NPR 4 THE DEAF: We Hear It Even When U Can’t



When author Stephan Eirik Clark read Fast Food Nation in 2001, he didn’t know it would inspire him to write a fictional account of the food industry. “Flavorings were like gravity or electricity — something that was all around me but that I had never paid any attention to,” Clark tells Fresh Air’s Terry Gross. “And as soon as I read that book and its chapter on food product design, I started to ask myself, ‘How important are these to the foods?’ I started to question if I was really eating food or just the idea of food.” Clark started asking himself all sorts of questions that led him to write his novel Sweetness #9. “With these molecules, you can make something taste like grass or roasted chicken, and what is it covering up? What is it supporting? What is it enhancing?” Clark says. “All of these questions and philosophical ideas that sprang out of this simple industry just went off — and I found myself deep into a novel.” Sweetness #9 takes a satirical look at over two decades of food wars, family life and American culture.

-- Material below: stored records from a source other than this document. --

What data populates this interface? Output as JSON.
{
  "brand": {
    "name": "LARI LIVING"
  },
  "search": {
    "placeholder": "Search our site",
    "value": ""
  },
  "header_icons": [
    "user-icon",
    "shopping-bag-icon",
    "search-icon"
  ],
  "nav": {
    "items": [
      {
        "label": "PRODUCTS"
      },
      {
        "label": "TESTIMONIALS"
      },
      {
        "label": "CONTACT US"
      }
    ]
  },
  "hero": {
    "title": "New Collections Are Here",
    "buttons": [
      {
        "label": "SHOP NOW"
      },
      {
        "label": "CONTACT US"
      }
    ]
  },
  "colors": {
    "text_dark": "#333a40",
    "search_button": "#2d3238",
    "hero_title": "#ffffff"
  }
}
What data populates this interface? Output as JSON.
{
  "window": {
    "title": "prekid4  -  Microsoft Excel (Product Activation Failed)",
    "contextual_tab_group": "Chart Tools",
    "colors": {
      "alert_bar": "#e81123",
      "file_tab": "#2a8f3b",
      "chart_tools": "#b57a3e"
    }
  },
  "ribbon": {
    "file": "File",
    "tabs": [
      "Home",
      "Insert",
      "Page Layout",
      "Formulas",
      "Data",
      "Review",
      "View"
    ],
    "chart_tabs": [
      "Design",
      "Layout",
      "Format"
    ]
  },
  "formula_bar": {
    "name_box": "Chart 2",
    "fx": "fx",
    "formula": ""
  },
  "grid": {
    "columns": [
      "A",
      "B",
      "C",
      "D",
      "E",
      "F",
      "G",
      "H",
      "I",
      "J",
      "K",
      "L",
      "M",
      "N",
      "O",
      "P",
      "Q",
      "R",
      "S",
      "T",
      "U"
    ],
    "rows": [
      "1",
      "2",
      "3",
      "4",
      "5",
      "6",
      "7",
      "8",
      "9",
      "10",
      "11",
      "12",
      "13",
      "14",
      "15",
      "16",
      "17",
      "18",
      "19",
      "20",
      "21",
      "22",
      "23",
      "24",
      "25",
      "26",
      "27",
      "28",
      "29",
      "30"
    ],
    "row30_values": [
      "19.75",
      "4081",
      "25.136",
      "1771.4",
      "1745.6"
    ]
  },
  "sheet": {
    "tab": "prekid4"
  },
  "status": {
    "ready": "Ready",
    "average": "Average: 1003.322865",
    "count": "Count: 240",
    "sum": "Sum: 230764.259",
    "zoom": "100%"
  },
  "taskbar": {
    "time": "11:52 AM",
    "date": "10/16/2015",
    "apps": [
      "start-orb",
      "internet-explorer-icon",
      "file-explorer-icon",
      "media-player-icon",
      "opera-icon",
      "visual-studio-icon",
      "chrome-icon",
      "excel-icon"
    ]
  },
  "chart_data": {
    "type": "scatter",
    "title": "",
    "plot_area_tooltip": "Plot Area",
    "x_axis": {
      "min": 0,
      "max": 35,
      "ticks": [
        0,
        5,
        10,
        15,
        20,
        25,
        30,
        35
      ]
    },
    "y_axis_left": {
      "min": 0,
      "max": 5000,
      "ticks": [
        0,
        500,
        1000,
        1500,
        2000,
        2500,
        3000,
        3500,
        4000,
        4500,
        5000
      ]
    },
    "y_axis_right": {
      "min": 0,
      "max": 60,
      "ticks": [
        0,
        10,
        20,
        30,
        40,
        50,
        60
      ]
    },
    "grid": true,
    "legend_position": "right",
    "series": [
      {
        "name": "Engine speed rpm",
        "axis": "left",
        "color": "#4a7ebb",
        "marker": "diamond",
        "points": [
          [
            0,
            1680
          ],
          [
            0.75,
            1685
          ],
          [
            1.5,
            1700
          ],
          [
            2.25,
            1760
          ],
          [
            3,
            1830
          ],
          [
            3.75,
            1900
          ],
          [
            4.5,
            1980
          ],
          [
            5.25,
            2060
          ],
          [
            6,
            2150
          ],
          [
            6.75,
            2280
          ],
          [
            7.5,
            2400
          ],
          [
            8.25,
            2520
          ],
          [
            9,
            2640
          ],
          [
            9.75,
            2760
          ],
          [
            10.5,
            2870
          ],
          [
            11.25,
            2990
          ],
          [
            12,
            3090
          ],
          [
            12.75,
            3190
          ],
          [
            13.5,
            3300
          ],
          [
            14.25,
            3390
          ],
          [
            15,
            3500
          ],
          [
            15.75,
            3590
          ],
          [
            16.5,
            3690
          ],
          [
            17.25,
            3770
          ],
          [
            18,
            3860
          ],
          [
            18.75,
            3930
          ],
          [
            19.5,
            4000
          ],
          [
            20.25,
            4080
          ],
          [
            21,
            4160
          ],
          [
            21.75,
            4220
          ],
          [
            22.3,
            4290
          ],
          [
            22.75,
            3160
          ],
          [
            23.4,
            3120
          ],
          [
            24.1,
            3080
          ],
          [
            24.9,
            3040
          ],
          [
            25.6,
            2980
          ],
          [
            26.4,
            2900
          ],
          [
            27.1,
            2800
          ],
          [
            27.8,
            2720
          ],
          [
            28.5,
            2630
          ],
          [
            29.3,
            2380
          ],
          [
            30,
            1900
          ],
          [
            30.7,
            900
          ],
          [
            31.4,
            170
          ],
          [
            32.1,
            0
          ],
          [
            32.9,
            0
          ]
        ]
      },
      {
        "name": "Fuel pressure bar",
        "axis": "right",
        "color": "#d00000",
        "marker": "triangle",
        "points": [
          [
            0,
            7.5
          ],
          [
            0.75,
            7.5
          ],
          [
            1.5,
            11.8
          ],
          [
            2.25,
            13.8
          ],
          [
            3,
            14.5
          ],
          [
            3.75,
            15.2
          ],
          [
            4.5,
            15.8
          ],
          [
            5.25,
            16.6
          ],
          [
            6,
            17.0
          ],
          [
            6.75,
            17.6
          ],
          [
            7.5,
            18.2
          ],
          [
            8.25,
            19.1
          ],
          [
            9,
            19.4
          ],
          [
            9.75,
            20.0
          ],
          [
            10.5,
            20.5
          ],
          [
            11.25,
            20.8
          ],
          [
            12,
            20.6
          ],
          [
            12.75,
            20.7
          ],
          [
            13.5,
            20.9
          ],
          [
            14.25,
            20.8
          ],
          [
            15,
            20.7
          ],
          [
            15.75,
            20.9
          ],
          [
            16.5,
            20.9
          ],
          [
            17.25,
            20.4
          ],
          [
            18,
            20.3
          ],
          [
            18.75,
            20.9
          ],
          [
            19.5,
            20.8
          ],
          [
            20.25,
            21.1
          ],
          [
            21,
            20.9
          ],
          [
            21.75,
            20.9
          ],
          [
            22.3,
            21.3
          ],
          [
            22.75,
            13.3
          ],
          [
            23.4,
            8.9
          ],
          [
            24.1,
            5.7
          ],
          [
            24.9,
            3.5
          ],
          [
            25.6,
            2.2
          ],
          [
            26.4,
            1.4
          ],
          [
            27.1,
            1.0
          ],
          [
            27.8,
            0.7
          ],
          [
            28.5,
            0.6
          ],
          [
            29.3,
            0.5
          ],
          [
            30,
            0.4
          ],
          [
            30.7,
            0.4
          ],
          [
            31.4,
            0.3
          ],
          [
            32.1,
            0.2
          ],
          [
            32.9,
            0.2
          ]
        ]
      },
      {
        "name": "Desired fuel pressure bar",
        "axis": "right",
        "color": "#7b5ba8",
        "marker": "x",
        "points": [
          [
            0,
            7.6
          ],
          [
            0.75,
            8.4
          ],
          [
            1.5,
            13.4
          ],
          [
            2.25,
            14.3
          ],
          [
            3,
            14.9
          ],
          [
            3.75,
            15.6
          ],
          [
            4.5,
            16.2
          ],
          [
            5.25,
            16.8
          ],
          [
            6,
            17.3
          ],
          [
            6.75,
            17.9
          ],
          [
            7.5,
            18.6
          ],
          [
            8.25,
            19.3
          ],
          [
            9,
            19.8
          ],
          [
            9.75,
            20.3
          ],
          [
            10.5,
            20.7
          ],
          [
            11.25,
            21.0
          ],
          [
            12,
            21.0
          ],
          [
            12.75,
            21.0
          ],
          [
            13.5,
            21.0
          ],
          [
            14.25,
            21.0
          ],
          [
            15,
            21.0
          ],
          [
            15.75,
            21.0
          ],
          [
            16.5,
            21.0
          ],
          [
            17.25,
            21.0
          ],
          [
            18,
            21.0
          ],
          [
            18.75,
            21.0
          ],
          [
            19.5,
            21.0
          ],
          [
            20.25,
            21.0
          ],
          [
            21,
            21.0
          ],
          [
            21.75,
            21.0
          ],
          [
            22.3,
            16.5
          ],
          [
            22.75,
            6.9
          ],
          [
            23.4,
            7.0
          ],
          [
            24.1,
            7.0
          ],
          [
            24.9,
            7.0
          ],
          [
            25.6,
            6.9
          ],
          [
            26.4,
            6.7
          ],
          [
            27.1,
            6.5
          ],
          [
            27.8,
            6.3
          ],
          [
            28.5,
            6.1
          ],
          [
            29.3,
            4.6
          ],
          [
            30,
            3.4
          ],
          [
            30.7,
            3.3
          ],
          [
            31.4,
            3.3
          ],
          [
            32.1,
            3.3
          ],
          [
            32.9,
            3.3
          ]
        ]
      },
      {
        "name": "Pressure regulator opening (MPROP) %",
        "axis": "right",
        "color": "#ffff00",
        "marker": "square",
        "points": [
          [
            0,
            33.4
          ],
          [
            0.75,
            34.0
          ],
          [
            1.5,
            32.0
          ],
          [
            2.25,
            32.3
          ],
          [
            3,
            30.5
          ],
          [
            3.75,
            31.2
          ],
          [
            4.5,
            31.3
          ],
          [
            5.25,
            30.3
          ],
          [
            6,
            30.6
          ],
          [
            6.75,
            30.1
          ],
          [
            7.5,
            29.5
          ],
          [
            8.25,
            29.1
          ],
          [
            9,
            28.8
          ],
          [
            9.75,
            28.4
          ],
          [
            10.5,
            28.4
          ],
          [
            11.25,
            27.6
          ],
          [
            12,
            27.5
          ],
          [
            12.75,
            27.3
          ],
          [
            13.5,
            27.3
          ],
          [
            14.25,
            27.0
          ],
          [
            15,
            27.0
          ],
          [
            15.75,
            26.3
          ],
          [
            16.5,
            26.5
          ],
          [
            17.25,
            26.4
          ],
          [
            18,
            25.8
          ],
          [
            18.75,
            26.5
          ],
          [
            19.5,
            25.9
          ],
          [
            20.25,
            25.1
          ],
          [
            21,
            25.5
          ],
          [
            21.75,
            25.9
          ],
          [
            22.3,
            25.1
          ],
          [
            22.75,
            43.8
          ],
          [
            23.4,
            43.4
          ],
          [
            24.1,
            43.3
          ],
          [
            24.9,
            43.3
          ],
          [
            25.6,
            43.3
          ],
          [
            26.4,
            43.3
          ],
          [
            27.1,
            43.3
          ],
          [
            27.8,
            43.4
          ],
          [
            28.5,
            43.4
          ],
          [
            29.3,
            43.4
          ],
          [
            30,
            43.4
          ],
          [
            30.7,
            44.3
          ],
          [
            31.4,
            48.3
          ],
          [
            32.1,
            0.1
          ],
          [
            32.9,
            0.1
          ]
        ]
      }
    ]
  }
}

The main character, David Leveraux, is a flavor chemist who starts his career in 1973 at a company whose new product is an artificial sweetener called Sweetness #9. His job is to test the product on lab rats and monkeys and monitor the health effects. He reports a lot of side effects that are covered up by the company. Sweetness #9 soon becomes the artificial sweetener used in diet drinks, and many other foods, and is also marketed in little packets for use in coffee and tea. When Leveraux sees Americans overcome by the symptoms he found in the lab animals — like obesity, rage, depression — he feels personally responsible for not having blown the whistle on the manufacturer. “It’s not an anti-flavorings novel,” Clark says. “It does, I hope, look at it in a way that includes the complications and the contradictions and the good and the bad.” MORE